Whilst this trek’s central theme is Yengo National Park
, there is much more the visitor can experience as you make your way from Wiseman’s Ferry, crossing the Hawkesbury River by ferry, before arriving at St Alban’s. St Alban’s is an historic settlement where the Settlers Arms Inn is the focal point for most visitors. As you leave St Alban’s take the time to have a stroll through the cemetery which is well kept and not far from the Inn.
After St Alban’s the road meanders through the St Alban’s common before climbing towards Mogo camping area near where you can view sections of the old convict road.
The trek takes you on a short trip down the bitumen to Yango Creek Road, just before the village of Laguna, and this will eventually lead you into the Park proper with the trek doing a circuitous route taking in the Burragurra Aboriginal Site and Finchley Aboriginal Site before taking you past some horse studs and vineyards before arriving at Wollombi.
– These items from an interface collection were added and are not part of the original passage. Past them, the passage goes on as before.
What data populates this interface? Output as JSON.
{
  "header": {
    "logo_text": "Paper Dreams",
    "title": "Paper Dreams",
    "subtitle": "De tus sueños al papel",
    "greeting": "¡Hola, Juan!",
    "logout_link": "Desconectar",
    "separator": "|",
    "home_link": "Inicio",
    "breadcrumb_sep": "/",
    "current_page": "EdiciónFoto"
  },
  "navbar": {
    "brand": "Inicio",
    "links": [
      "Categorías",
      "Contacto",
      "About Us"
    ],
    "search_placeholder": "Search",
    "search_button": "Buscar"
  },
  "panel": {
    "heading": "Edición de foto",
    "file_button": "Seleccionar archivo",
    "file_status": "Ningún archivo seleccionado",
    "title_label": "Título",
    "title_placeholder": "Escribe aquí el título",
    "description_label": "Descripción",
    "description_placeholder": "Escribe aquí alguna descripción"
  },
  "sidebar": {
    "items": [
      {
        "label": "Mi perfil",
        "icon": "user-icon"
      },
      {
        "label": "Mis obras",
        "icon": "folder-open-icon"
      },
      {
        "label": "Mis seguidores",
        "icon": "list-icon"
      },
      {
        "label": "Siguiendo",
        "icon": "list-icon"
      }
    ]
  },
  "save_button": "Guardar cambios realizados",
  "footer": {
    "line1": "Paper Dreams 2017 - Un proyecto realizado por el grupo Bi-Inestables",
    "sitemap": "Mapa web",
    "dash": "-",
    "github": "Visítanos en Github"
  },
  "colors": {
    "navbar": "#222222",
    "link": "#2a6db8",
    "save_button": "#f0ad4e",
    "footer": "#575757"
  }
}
For those not wanting to commence the trek at Wiseman’s Ferry it is possible to travel up the F3 Freeway from Sydney, taking the Peat’s Ridge turn-off and starting the trek at the Yango Creek Road turn-off. If you are returning to Sydney this is the quickest route especially if you have done the trek in one day.
How to Use this Trek Note
Click the "Map" tab below to see the route we've provided. Icons on the map are the POIs you'll need for navigation purposes. Be sure to check the list of Nearby Places
on each POI page.
If you'd like to save this information there are a couple of ways to go about it, depending on what you're actually after:-
- Ideal solution - download the ExplorOz Traveller App from Google Play or the App Store. The app enables you to carry the ExplorOz Places, Treks, & Maps data offline in your mobile device ready for your adventures. It is a complete mapping, navigation and tracking app. For more details, read our ExplorOz Traveller page.
- You can print a paper copy of the text using the print icon button shown above, near the social media buttons. For the best output it is advised to open each tab/section to load all images and artwork. You will still need to click open each Place page (listed in Where to Stay, What to See) to print off all available information.
- If you have a Hema Navigator or use Mapping Software such as OziExplorer, or TrackRanger AND you are an ExplorOz Member, then you can click the Download Trek button at the top of this page to obtain the raw data files (eg. GPX) for this Trek.
- If you're not a Member, or you'd like to batch download the entire Treks database you can obtain this by buying a product called EOTreks Route Files from our online shop.
Yengo is a wilderness of steep gorges and rocky ridges. There are several rock types scattered throughout the park, the oldest being Narrabeen sandstone
. Geologists think it formed when sand particles began washing down from mountains in northern NSW about 230 million years ago. Hawkesbury sandstone
then formed on top. The youngest and rarest rock type in the park is Wianamatta shale. Because shale areas are very fertile they have mostly been used for farming. Areas in their natural state like those in the park are now quite scarce.
According to local Aboriginal lore, Mt Yengo is the place where Biamie departed to the skies after finishing his creative tasks during the Dreamtime. The mountain top was flattened when he stepped on it. Aboriginal people have probably live in the area for about 13,000 years. Yengo is criss-crossed with Aboriginal routes used by highland and coastal tribes, where reciprocal visits were often arranged to exploit seasonally abundant food. The path of the historic Old Great North Rd was probably an Aboriginal travelling route shown to surveyors by local people.
The land and waterways, and the plants and animals that live in them, feature in all facets of Aboriginal culture – including recreational, ceremonial, and spiritual and as a main source of food and medicine. They are associated with dreaming stories and cultural learning that is still passed on today. We work with local Aboriginal communities to protect this rich heritage
To find out more about Aboriginal heritage
in the park, you can get in touch with the local Aboriginal community. Contact the park office for more details.
The Old Great North Road, which runs along the park's south-east border, was one of the most important civil engineering feats of the early years of the colony of New South Wales
. It was built using convict labour over the period 1826–1836 to provide a route from Sydney
to the Hunter Valley. Today you can see spectacular and beautifully preserved examples of convict-built stonework including buttresses, culverts, bridges and 12 m high retaining walls. Unlike most major roads of the period, the Old Great North Road has survived in its original form because it fell into disuse almost before it was completed. Steamers between Sydney
became the preferred mode of transport in the 1830s and an alternative road to the Hunter also became more popular.